Levels of Maternal Care: Updated Guidance and Implementation

Learn about the revised Levels of Maternal Care Obstetric Care Consensus (updated in 2019).


Revised Levels of Maternal Care Obstetric Care Consensus

In July, 2019, ACOG and the Society for Maternal-Fetal Medicine (SMFM) revised the 2015 Levels of Maternal Care Obstetric Care Consensus (OCC) to:

  • Reaffirm the need for levels of maternal care, which includes uniform definitions, a standardized description of maternity facility capabilities and personnel, and a framework for integrated systems that addresses maternal health needs
  • Clarify definitions and revise criteria by applying experience from jurisdictions that are actively implementing levels of maternal care
  • Reduce maternal morbidity and mortality by encouraging the growth and maturation of systems for the provision of risk-appropriate care specific to maternal health needs.

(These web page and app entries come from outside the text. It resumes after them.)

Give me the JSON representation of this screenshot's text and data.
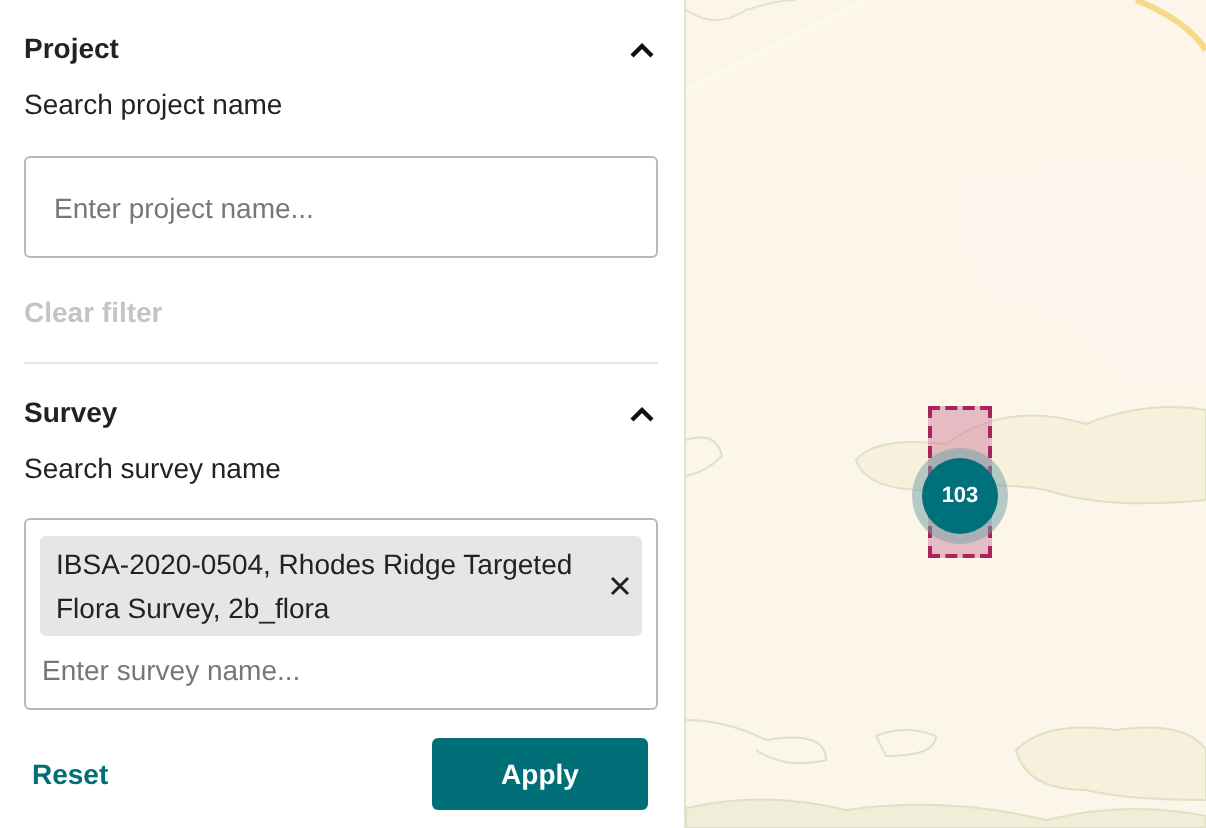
{
  "sections": [
    {
      "kind": "text",
      "title": "Project",
      "expanded": true,
      "label": "Search project name",
      "field": {
        "placeholder": "Enter project name..."
      },
      "clear": {
        "label": "Clear filter",
        "disabled": true
      }
    },
    {
      "kind": "chips",
      "title": "Survey",
      "expanded": true,
      "label": "Search survey name",
      "chips": [
        {
          "label": "IBSA-2020-0504, Rhodes Ridge Targeted Flora Survey, 2b_flora"
        }
      ],
      "field": {
        "placeholder": "Enter survey name..."
      }
    }
  ],
  "actions": {
    "reset": "Reset",
    "apply": "Apply"
  },
  "map": {
    "cluster": {
      "count": "103"
    }
  }
}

This includes development of collaborative relationships between hospitals of differing levels of maternal care in proximate regions, which ensures that:
    • Every maternity hospital has the personnel and resources to care for unexpected obstetric emergencies
    • Risk assessment is judiciously applied
    • Consultation and referral are readily available when high-risk care is needed 

Levels of Maternal Care Definitions

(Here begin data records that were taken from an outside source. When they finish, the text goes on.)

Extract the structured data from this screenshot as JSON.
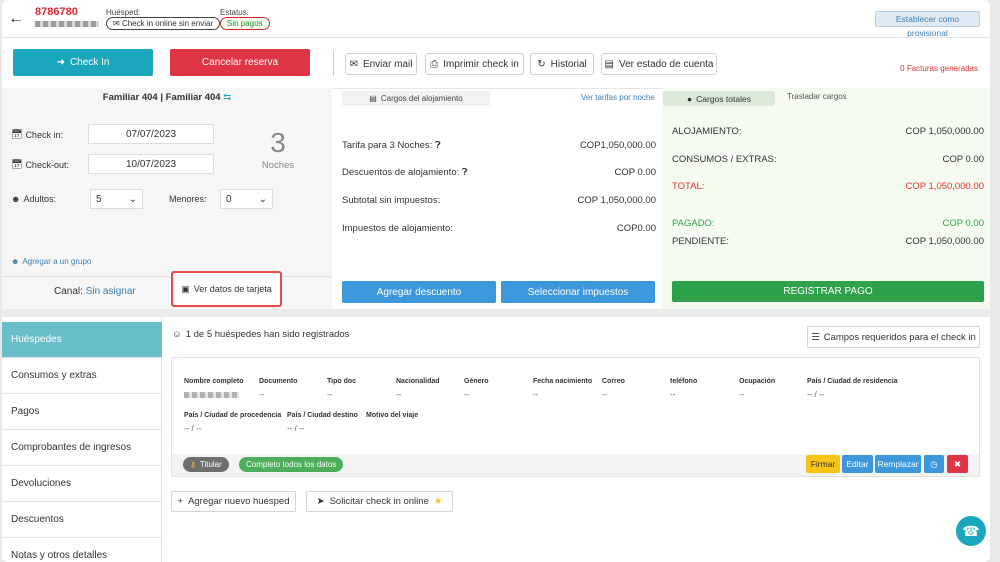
{
  "header": {
    "reservation_id": "8786780",
    "guest_label": "Huésped:",
    "guest_status": "Check in online sin enviar",
    "status_label": "Estatus:",
    "status_value": "Sin pagos",
    "provisional_button": "Establecer como provisional"
  },
  "actions": {
    "checkin": "Check In",
    "cancel": "Cancelar reserva",
    "send_mail": "Enviar mail",
    "print_checkin": "Imprimir check in",
    "history": "Historial",
    "account_state": "Ver estado de cuenta",
    "invoices": "0 Facturas generadas"
  },
  "booking": {
    "room": "Familiar 404 | Familiar 404",
    "checkin_label": "Check in:",
    "checkin_value": "07/07/2023",
    "checkout_label": "Check-out:",
    "checkout_value": "10/07/2023",
    "nights_value": "3",
    "nights_label": "Noches",
    "adults_label": "Adultos:",
    "adults_value": "5",
    "minors_label": "Menores:",
    "minors_value": "0",
    "group_link": "Agregar a un grupo",
    "channel_label": "Canal:",
    "channel_value": "Sin asignar",
    "card_button": "Ver datos de tarjeta"
  },
  "charges": {
    "tab": "Cargos del alojamiento",
    "tariffs_link": "Ver tarifas por noche",
    "rows": [
      {
        "label": "Tarifa para 3 Noches:",
        "value": "COP1,050,000.00"
      },
      {
        "label": "Descuentos de alojamiento:",
        "value": "COP 0.00"
      },
      {
        "label": "Subtotal sin impuestos:",
        "value": "COP 1,050,000.00"
      },
      {
        "label": "Impuestos de alojamiento:",
        "value": "COP0.00"
      }
    ],
    "add_discount": "Agregar descuento",
    "select_taxes": "Seleccionar impuestos"
  },
  "totals": {
    "tab": "Cargos totales",
    "move_tab": "Trasladar cargos",
    "lodging_label": "ALOJAMIENTO:",
    "lodging_value": "COP 1,050,000.00",
    "consumos_label": "CONSUMOS / EXTRAS:",
    "consumos_value": "COP 0.00",
    "total_label": "TOTAL:",
    "total_value": "COP 1,050,000.00",
    "paid_label": "PAGADO:",
    "paid_value": "COP 0.00",
    "pending_label": "PENDIENTE:",
    "pending_value": "COP 1,050,000.00",
    "register_payment": "REGISTRAR PAGO"
  },
  "sidebar": {
    "items": [
      {
        "label": "Huéspedes"
      },
      {
        "label": "Consumos y extras"
      },
      {
        "label": "Pagos"
      },
      {
        "label": "Comprobantes de ingresos"
      },
      {
        "label": "Devoluciones"
      },
      {
        "label": "Descuentos"
      },
      {
        "label": "Notas y otros detalles"
      }
    ]
  },
  "guests": {
    "title": "1 de 5 huéspedes han sido registrados",
    "required_fields": "Campos requeridos para el check in",
    "row1": [
      {
        "h": "Nombre completo",
        "v": ""
      },
      {
        "h": "Documento",
        "v": "--"
      },
      {
        "h": "Tipo doc",
        "v": "--"
      },
      {
        "h": "Nacionalidad",
        "v": "--"
      },
      {
        "h": "Género",
        "v": "--"
      },
      {
        "h": "Fecha nacimiento",
        "v": "--"
      },
      {
        "h": "Correo",
        "v": "--"
      },
      {
        "h": "teléfono",
        "v": "--"
      },
      {
        "h": "Ocupación",
        "v": "--"
      },
      {
        "h": "País / Ciudad de residencia",
        "v": "-- / --"
      }
    ],
    "row2": [
      {
        "h": "País / Ciudad de procedencia",
        "v": "-- / --"
      },
      {
        "h": "País / Ciudad destino",
        "v": "-- / --"
      },
      {
        "h": "Motivo del viaje",
        "v": ""
      }
    ],
    "holder_badge": "Titular",
    "complete_badge": "Completo todos los datos",
    "sign": "Firmar",
    "edit": "Editar",
    "replace": "Remplazar",
    "add_guest": "Agregar nuevo huésped",
    "request_online": "Solicitar check in online"
  },
  "colors": {
    "teal": "#1aa7bd",
    "red": "#e03545",
    "blue": "#3c97dc",
    "green": "#2ea24a",
    "yellow": "#f5c518"
  }
}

Like the previous guidance, each level of maternal care reflects required minimal capabilities, physical facilities, and medical and support personnel. Each higher level of care includes and builds on the capabilities of the lower levels.

Level Definition
Accredited Birth Center Care for low-risk women with uncomplicated singleton term vertex pregnancies who are expected to have an uncomplicated birth
Level I (Basic Care) Care of low- to moderate-risk pregnancies with ability to detect, stabilize, and initiate management of unanticipated maternal-fetal or neonatal problems that occur during the antepartum, intrapartum, or postpartum period until the patient can be transferred to a facility at which the specialty maternal care is available
Level II (Specialty Care) Level I facility plus care of appropriate moderate- to high-risk antepartum, intrapartum, or postpartum conditions
Level III (Subspecialty Care) Level II facility plus care of more complex maternal medical conditions, obstetric complications, and fetal conditions
Level IV (Regional Perinatal Health Care Centers) Level III facility plus on-site medical and surgical care of the most complex maternal conditions and critically ill pregnant women and fetuses throughout antepartum, intrapartum, and postpartum care


Regionalization and Access to Maternal Care

The Levels of Maternal Care Obstetric Care Consensus is intended to maintain and increase access to care by developing, strengthening, and better defining relationships among facilities within a region. Although geographic and local issues will affect systems of implementation for regionalized maternal care, this, in turn, should facilitate consultation and transfer of care when appropriate, allowing low- to moderate-risk women to stay in their communities and pregnant women with high-risk conditions to receive care in facilities that are prepared to provide the required level of specialized care.

Levels of Maternal Care Verification Program

The Levels of Maternal Care verification program was developed by a multidisplinary core team in an effort to further support consistent interpretation of the guidelines. In addition to ACOG and SMFM, the core team includes representatives from:

The verification program involves a comprehensive onsite review to verify the maternal level of care of a hospital in alignment with ACOG and SMFM guidelines. In developing the verification program, the core team also aimed to expand on the work achieved with the CDC Levels of Care Assessment Tool by using a hospital’s results as the initial step in the verification process.

ACOG pilot-tested the verification program in 14 facilities across three states (Georgia, Illinois, and Wyoming). A multidisciplinary team with expertise in maternal risk-appropriate care performed an onsite comprehensive review of the maternal services available in each facility, using the results from the CDC Levels of Care Assessment Tool as a pre-visit screening.

This commentary, published by ACOG in January 2019, provides more information on the process in developing the verification program and lessons learned from the pilot.